by Janice Law
It was a great grief to me when, sometime between the late ’50’s and the ’70’s, publishers stopped illustrating adult fiction. Not that illustrations for adults ever rivaled the glories of children’s books. Forget the full color splendors for volumes like Treasure Island created by N.A. Wyeth or the marvelous line of John Tenniel’s pictures for Alice in Wonderland.
Just the same, quality novels often had line drawings to enliven the blocks of text which too often today are set up tight to save paper or, in the case of certain popular authors, given ludicrous amounts of spacing and giant margins in order to create a “big” book. Would we had pictures with either or both!

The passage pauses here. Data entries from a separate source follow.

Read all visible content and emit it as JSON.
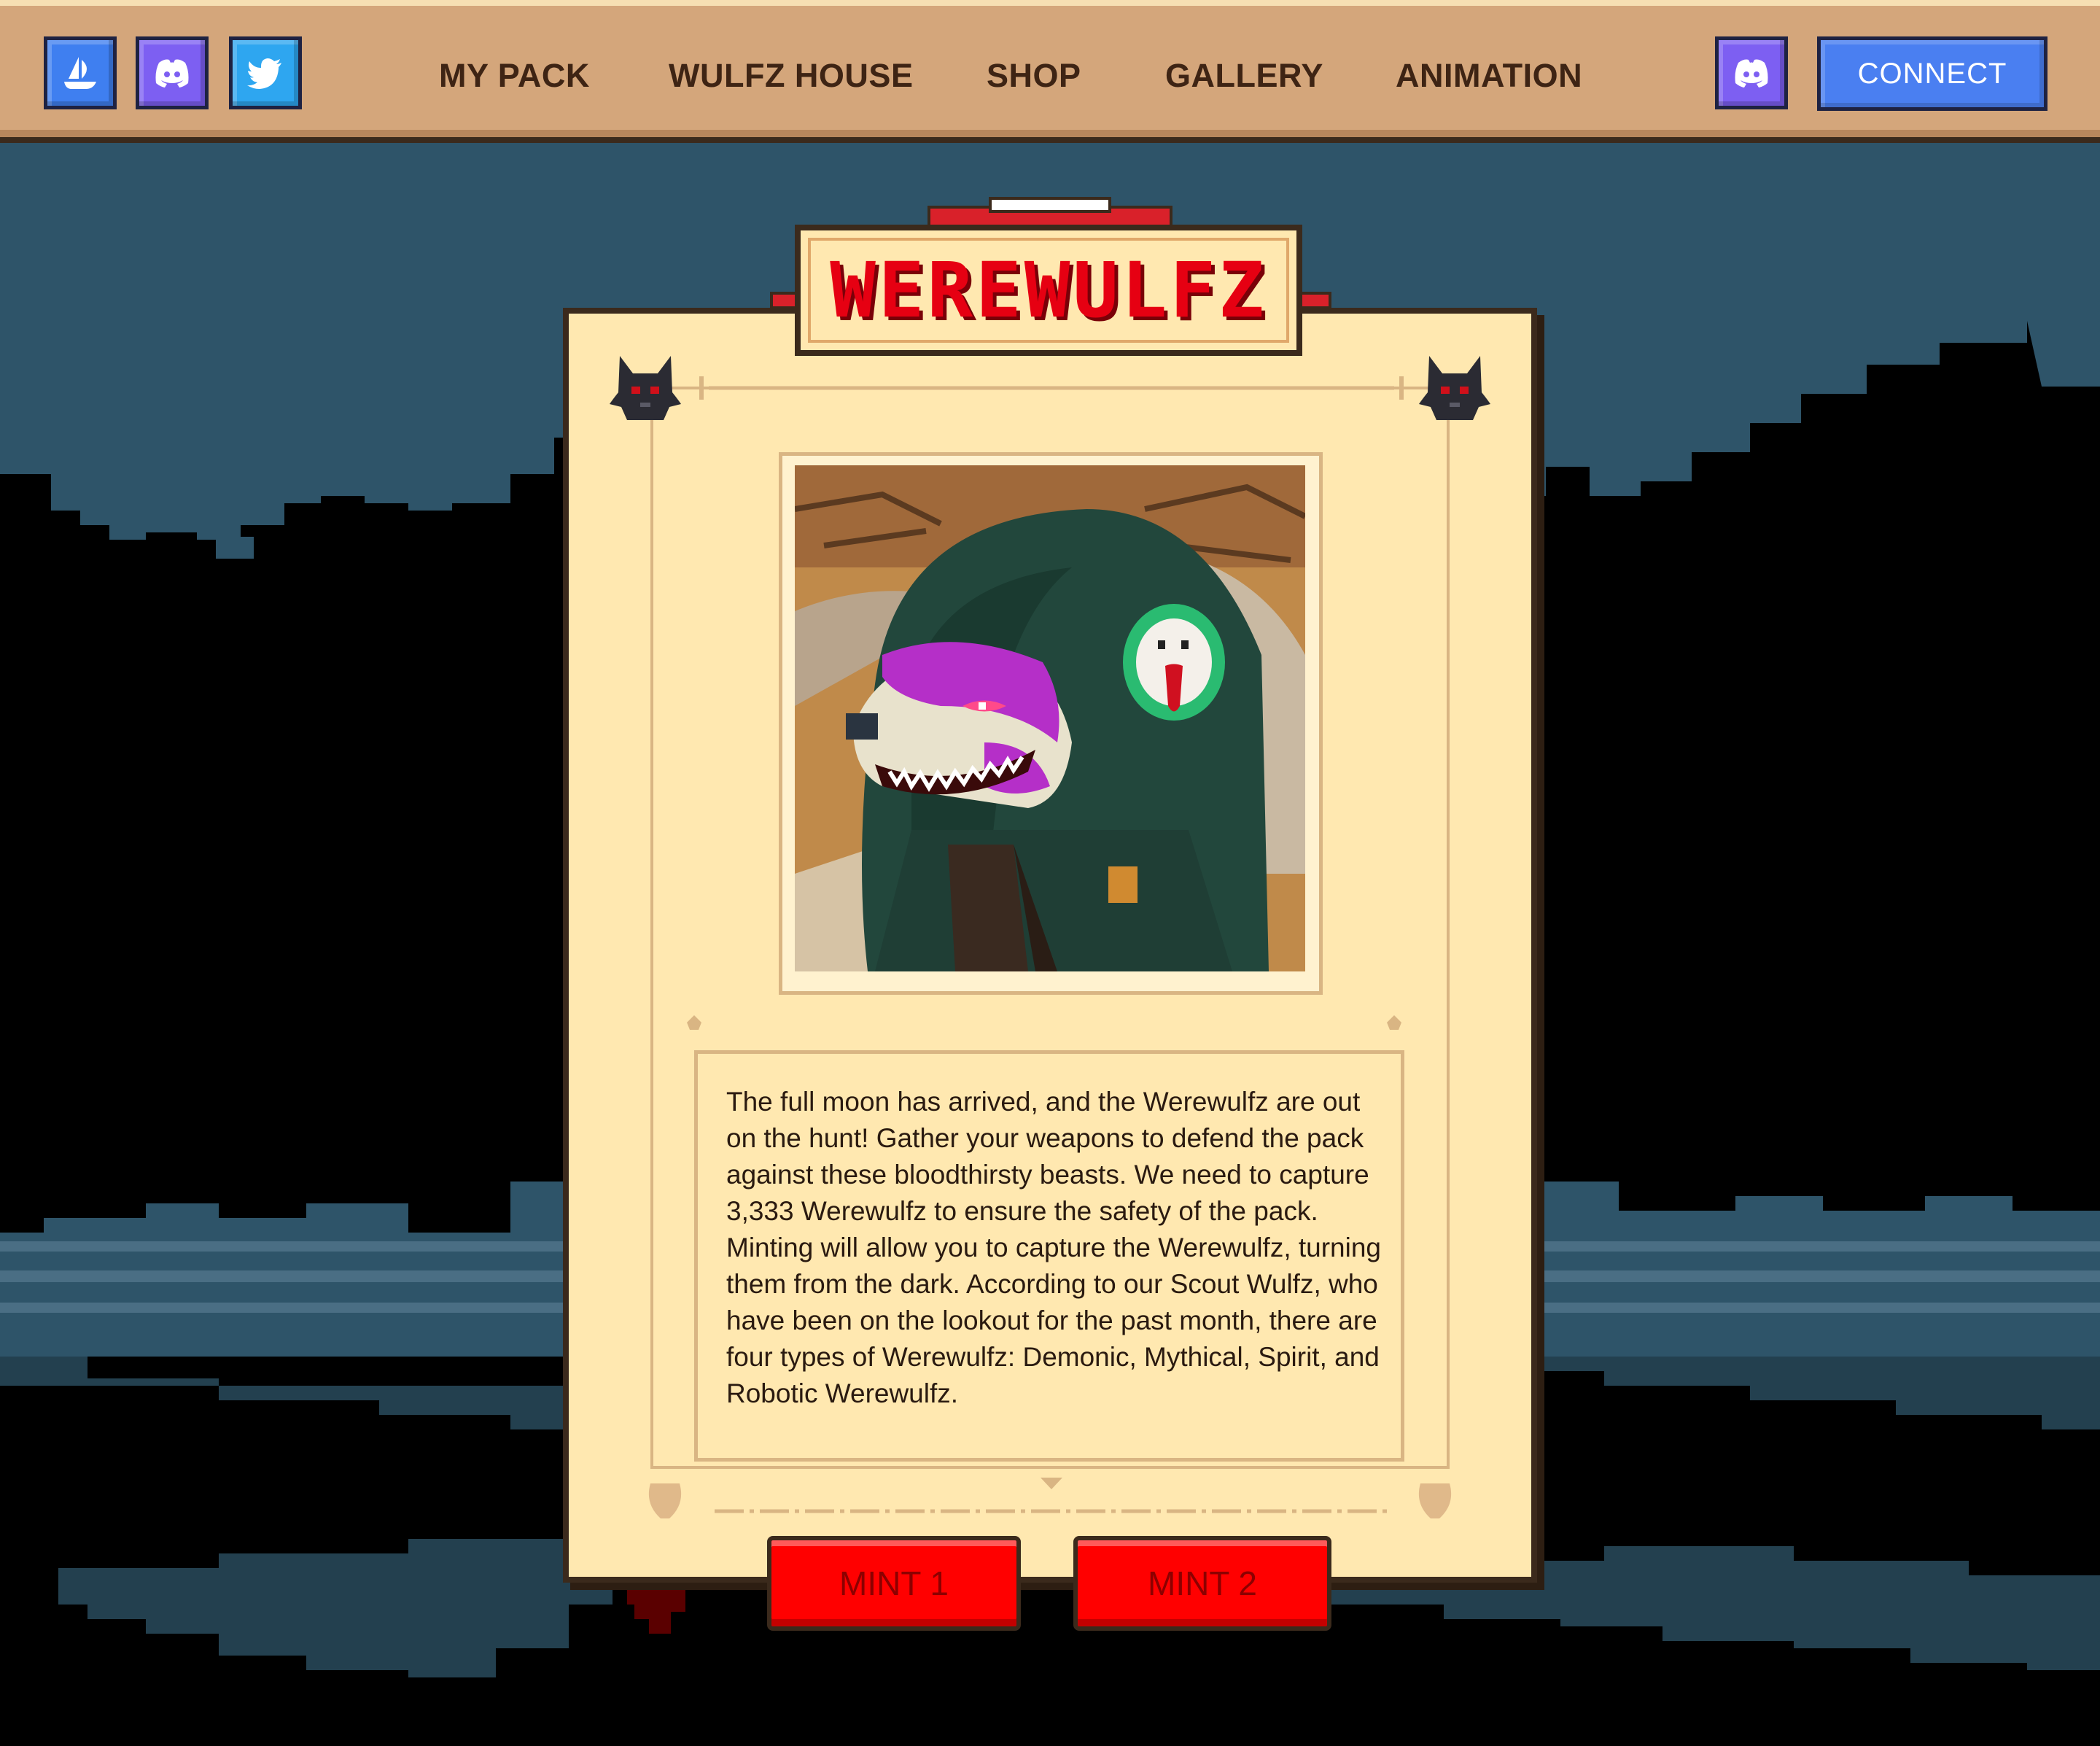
{
  "header": {
    "social_left": [
      {
        "name": "opensea",
        "color": "#3f7ff0"
      },
      {
        "name": "discord",
        "color": "#7d5ff2"
      },
      {
        "name": "twitter",
        "color": "#2ea6f0"
      }
    ],
    "nav": [
      "MY PACK",
      "WULFZ HOUSE",
      "SHOP",
      "GALLERY",
      "ANIMATION"
    ],
    "discord_right_color": "#7d5ff2",
    "connect_label": "CONNECT"
  },
  "card": {
    "title": "WEREWULFZ",
    "description": "The full moon has arrived, and the Werewulfz are out on the hunt! Gather your weapons to defend the pack against these bloodthirsty beasts. We need to capture 3,333 Werewulfz to ensure the safety of the pack. Minting will allow you to capture the Werewulfz, turning them from the dark. According to our Scout Wulfz, who have been on the lookout for the past month, there are four types of Werewulfz: Demonic, Mythical, Spirit, and Robotic Werewulfz.",
    "mint_buttons": [
      "MINT 1",
      "MINT 2"
    ]
  },
  "colors": {
    "header_bg": "#d4a67b",
    "card_bg": "#ffe8b0",
    "title_red": "#e60012",
    "mint_red": "#ff0000",
    "connect_blue": "#4a7ff1",
    "sky": "#2e5469"
  }
}
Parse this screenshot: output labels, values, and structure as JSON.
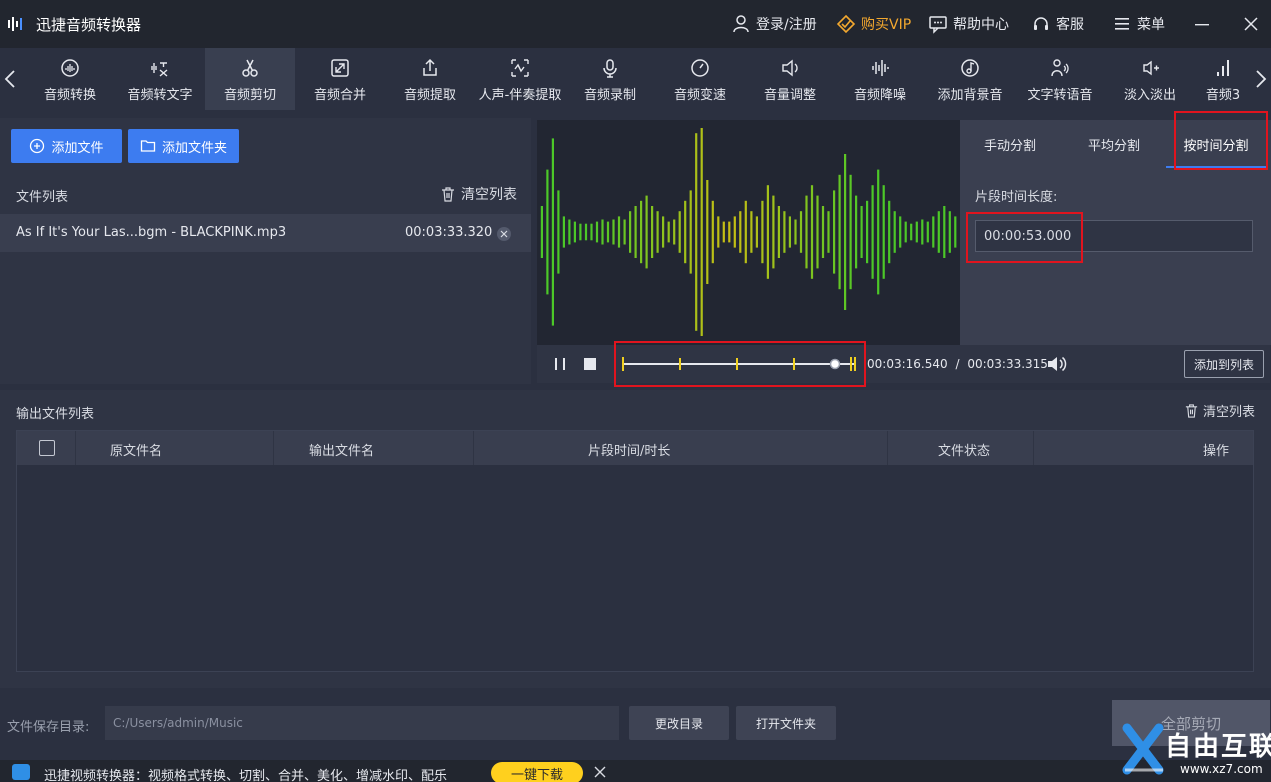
{
  "app": {
    "title": "迅捷音频转换器"
  },
  "titlebar": {
    "login": "登录/注册",
    "vip": "购买VIP",
    "help": "帮助中心",
    "service": "客服",
    "menu": "菜单",
    "vip_color": "#f3a82f"
  },
  "tools": [
    {
      "label": "音频转换",
      "icon": "audio-convert-icon"
    },
    {
      "label": "音频转文字",
      "icon": "audio-to-text-icon"
    },
    {
      "label": "音频剪切",
      "icon": "scissors-icon"
    },
    {
      "label": "音频合并",
      "icon": "merge-icon"
    },
    {
      "label": "音频提取",
      "icon": "extract-icon"
    },
    {
      "label": "人声-伴奏提取",
      "icon": "vocal-extract-icon"
    },
    {
      "label": "音频录制",
      "icon": "microphone-icon"
    },
    {
      "label": "音频变速",
      "icon": "speed-icon"
    },
    {
      "label": "音量调整",
      "icon": "volume-adjust-icon"
    },
    {
      "label": "音频降噪",
      "icon": "denoise-icon"
    },
    {
      "label": "添加背景音",
      "icon": "music-note-icon"
    },
    {
      "label": "文字转语音",
      "icon": "text-to-speech-icon"
    },
    {
      "label": "淡入淡出",
      "icon": "fade-icon"
    },
    {
      "label": "音频3",
      "icon": "audio-bars-icon"
    }
  ],
  "active_tool": "音频剪切",
  "file_panel": {
    "add_file": "添加文件",
    "add_folder": "添加文件夹",
    "list_title": "文件列表",
    "clear_list": "清空列表",
    "files": [
      {
        "name": "As If It's Your Las...bgm - BLACKPINK.mp3",
        "duration": "00:03:33.320"
      }
    ]
  },
  "player": {
    "current_time": "00:03:16.540",
    "separator": "/",
    "total_time": "00:03:33.315",
    "add_to_list": "添加到列表",
    "progress": 0.92
  },
  "split": {
    "tabs": [
      "手动分割",
      "平均分割",
      "按时间分割"
    ],
    "active_tab": "按时间分割",
    "segment_label": "片段时间长度:",
    "segment_value": "00:00:53.000"
  },
  "output": {
    "title": "输出文件列表",
    "clear": "清空列表",
    "columns": [
      "原文件名",
      "输出文件名",
      "片段时间/时长",
      "文件状态",
      "操作"
    ]
  },
  "bottom": {
    "save_label": "文件保存目录:",
    "save_path": "C:/Users/admin/Music",
    "change_dir": "更改目录",
    "open_folder": "打开文件夹",
    "cut_all": "全部剪切"
  },
  "ad": {
    "text": "迅捷视频转换器：视频格式转换、切割、合并、美化、增减水印、配乐",
    "download": "一键下载"
  },
  "watermark": {
    "text": "自由互联",
    "url": "www.xz7.com"
  },
  "waveform": {
    "amplitudes": [
      0.25,
      0.6,
      0.9,
      0.4,
      0.15,
      0.12,
      0.1,
      0.08,
      0.08,
      0.08,
      0.1,
      0.12,
      0.1,
      0.12,
      0.15,
      0.12,
      0.2,
      0.25,
      0.3,
      0.35,
      0.25,
      0.2,
      0.15,
      0.1,
      0.12,
      0.2,
      0.3,
      0.4,
      0.95,
      1.0,
      0.5,
      0.3,
      0.15,
      0.1,
      0.1,
      0.15,
      0.2,
      0.3,
      0.2,
      0.15,
      0.3,
      0.45,
      0.35,
      0.25,
      0.2,
      0.15,
      0.12,
      0.2,
      0.35,
      0.45,
      0.35,
      0.25,
      0.2,
      0.4,
      0.55,
      0.75,
      0.55,
      0.35,
      0.25,
      0.3,
      0.45,
      0.6,
      0.45,
      0.3,
      0.2,
      0.15,
      0.1,
      0.08,
      0.1,
      0.12,
      0.1,
      0.15,
      0.2,
      0.25,
      0.2,
      0.15
    ]
  }
}
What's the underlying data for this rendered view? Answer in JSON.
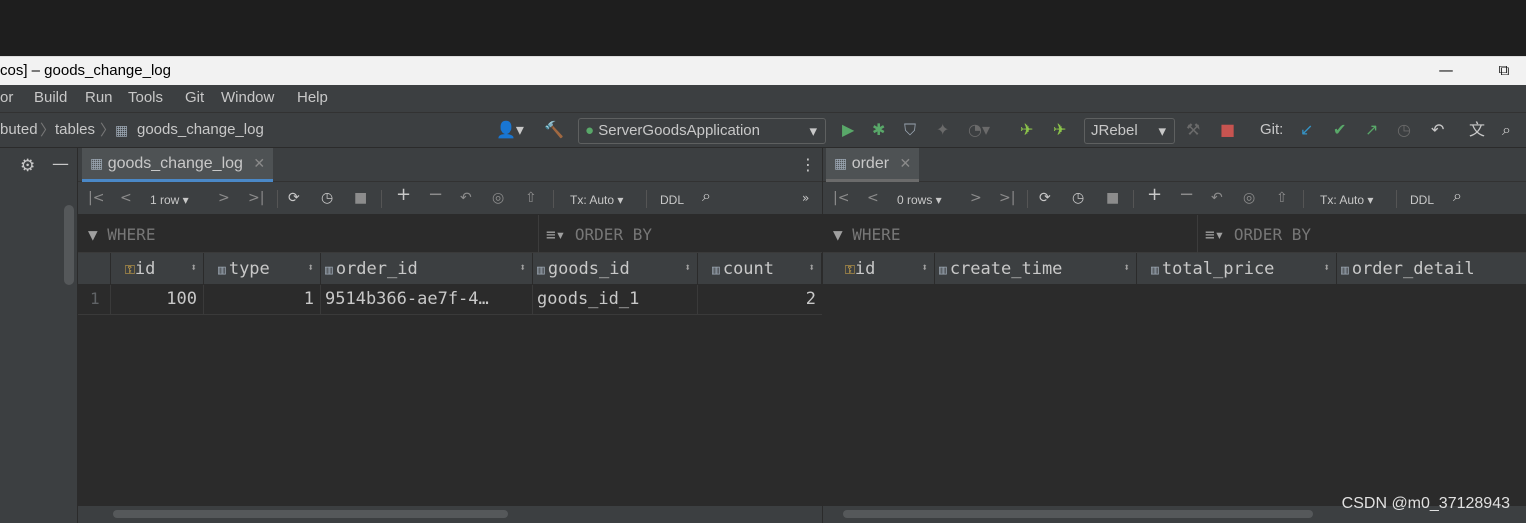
{
  "window": {
    "title": "cos] – goods_change_log",
    "minimize": "—",
    "restore": "⧉"
  },
  "menu": [
    "or",
    "Build",
    "Run",
    "Tools",
    "Git",
    "Window",
    "Help"
  ],
  "breadcrumb": [
    "buted",
    "tables",
    "goods_change_log"
  ],
  "toolbar": {
    "run_config": "ServerGoodsApplication",
    "jrebel": "JRebel",
    "git_label": "Git:"
  },
  "left_pane": {
    "tab": "goods_change_log",
    "rows_label": "1 row",
    "tx_label": "Tx: Auto",
    "ddl_label": "DDL",
    "where": "WHERE",
    "order_by": "ORDER BY",
    "columns": [
      "id",
      "type",
      "order_id",
      "goods_id",
      "count"
    ],
    "rows": [
      {
        "num": "1",
        "id": "100",
        "type": "1",
        "order_id": "9514b366-ae7f-4…",
        "goods_id": "goods_id_1",
        "count": "2"
      }
    ]
  },
  "right_pane": {
    "tab": "order",
    "rows_label": "0 rows",
    "tx_label": "Tx: Auto",
    "ddl_label": "DDL",
    "where": "WHERE",
    "order_by": "ORDER BY",
    "columns": [
      "id",
      "create_time",
      "total_price",
      "order_detail"
    ]
  },
  "watermark": "CSDN @m0_37128943",
  "colors": {
    "run_green": "#59a869",
    "stop_red": "#c75450",
    "git_blue": "#3592c4",
    "accent_tab": "#4a88c7"
  }
}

For a time in the ’80’s the lack of illustrations was to some extent compensated for by the care and technical skill of cover art. The book jackets Houghton Mifflin supplied for my first four Anna Peters novels, had beautifully wrought and realistic collage paintings, done by hand, mind you, not on the computer. And this for what were definitely ‘mid-list’ novels. Those jackets, too have gone by the board.
I’ve been thinking about illustrations, especially illustrations for mystery novels and stories, because during a dry spell in painting, I did covers and illustrations for two little three-story collections. I wanted to learn how to put up ebooks, and thought that three mystery short stories (originally published in Alfred Hitchcock and Sherlock) and three stories of the uncanny (two unpublished, one in the old Fantasy Book, would make good test projects.
Thanks to the kindness of a very patient techie somewhere in Texas, The Double, (the mysteries) and The Man Who Met the Elf Queen are now available for 99¢ from iBooks. The Elf Queen book has chapter illustrations, too. Thus ends the commercial!
All the illustrations were done freehand on my Wacom drawing slate with an electronic pencil. Not everyone likes the process: basically one holds the pad in one hand and “draws” on the white surface with the pen, producing lines over on the computer screen. A certain ability to disassociate is probably helpful, but I like it a lot, because it is easy to combine line with perfect flat areas of color, flowed in via an icon that looks like a bucket.
The only caveat is that enclosed areas must be perfectly enclosed. Even one pixel missing and the flowed color swamps the entire image. Thankfully, there is an Undo button, and even for someone who is not neat and tidy, the bucket tool enables the creation of perfect flat ‘print like’ areas of color.
So much for technique.
The bigger problem for the non-professional is, I think, consistency of image. It is not too hard to produce an attractive illustration. What is difficult is making a character look recognizably the same in different settings and from different angles.
I now appreciate another difficulty. The writer has a notion of what a character, setting, or action should look like and, having suggested that satisfactorily in print, she is sometimes surprised by the changes the illustrator produces. But graphic design has its reasons. When I finished the drawing of the Elf Queen, I thought to check my story. Oh, dear, she was supposedly wearing a sable trimmed cloak! Too bad, the addition of dark brown fur, in addition to being more work, would upset the color balance.
Similarly, the Magus in The Potion of the Empress had dark eyes in print, unsurprising as he was an ancient Roman. However, both an older drawing done in an early Apple graphic program, and my new color version, gave him a chilly light eye, very necessary given the shadows that formed his background.
If nothing else, trying to devise pictures for these little web books has given me sympathy for the illustrators at AHMM who have been illustrating my Madame Selina stories. Do they fit my ideas of the medium and her assistant? Usually not, or not entirely, but they are none the worse for that, being appropriate in size and pattern and style for the magazine and all different, too, which is really interesting.
Just the same, I thought I’d try my hand at both her and Nip and was pleased with the results, but I know better than to attempt a series of panels where I need to keep their features and expressions consistent. Amateur drawings can be lovely but the graphic novel – or even illustrations for a series – are best left to the pros.